||Aerial view of the
Platte River before and
after vegetation was cleared.
The Partners Program in
Nebraska has worked cooperatively with a number of organizations and many private
landowners to restore and maintain habitat along the Central Platte River. A total of 22
projects were completed in this area in FY 2002. These projects contributed to the quality
and quantity of habitat available to several endangered and threatened species, including
the whooping crane, least tern and piping plover, as well as sandhill cranes, waterfowl,
other migratory waterbirds and other fish and wildlife species native to the area.
Riverine sandbars and islands (prime roosting habitat) and wet meadow and native
grasslands (foraging habitat) were targeted for conservation efforts. Approximately 1.5
miles of degraded riverine wetland habitat was restored as a result of these projects.
Riverine Wetland Restoration Project
The project in the photo was conducted
along the Central Platte River near Gibbon, Nebraska. It involved removing undesirable
woody vegetation and the restoration of riverine wetlands by excavating silt and invasive
vegetation (e.g., reed canarygrass, purple loosestrife, hybrid cattails and Russian olive
trees). All the open water areas that you see were restored using dozers. The restored
areas range between 6 to 30 inches in depth and enter the river channel downstream. The
frozen channel that you see on the right side of the photo is the actual river channel.
The restored areas stay open longer as a result of warmer ground water that seeps in along
the restored sloughs.
This project was jointly funded by
Nebraska Partners for Fish and Wildlife, Nebraska Game and Parks Commission and Audubon's
Lillian Annette Rowe Sanctuary.
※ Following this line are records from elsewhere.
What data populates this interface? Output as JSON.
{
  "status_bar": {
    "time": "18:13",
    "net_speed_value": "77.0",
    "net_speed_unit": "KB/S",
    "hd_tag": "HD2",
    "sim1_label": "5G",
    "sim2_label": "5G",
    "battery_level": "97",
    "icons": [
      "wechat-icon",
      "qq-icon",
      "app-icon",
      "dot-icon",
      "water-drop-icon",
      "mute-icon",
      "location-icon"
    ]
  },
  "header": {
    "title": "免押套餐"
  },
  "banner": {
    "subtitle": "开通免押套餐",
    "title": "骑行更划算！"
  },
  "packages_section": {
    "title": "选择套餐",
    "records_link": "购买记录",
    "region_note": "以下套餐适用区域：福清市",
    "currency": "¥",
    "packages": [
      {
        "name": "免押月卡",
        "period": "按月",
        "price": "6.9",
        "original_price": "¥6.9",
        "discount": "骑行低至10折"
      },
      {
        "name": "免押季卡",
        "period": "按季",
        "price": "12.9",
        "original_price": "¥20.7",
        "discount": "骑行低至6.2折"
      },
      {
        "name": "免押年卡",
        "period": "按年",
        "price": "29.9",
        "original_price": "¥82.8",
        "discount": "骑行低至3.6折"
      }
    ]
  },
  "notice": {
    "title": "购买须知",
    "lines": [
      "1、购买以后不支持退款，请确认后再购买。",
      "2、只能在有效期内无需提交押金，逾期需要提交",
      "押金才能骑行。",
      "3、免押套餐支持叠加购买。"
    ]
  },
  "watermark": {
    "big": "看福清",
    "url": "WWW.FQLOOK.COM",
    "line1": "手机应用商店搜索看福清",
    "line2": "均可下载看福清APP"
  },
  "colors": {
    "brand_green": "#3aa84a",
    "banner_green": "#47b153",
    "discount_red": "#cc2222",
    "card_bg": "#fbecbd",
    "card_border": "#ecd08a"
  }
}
Additional partners included the Platte River Whooping
Crane Maintenance Trust and the Nebraska Environmental Trust Fund.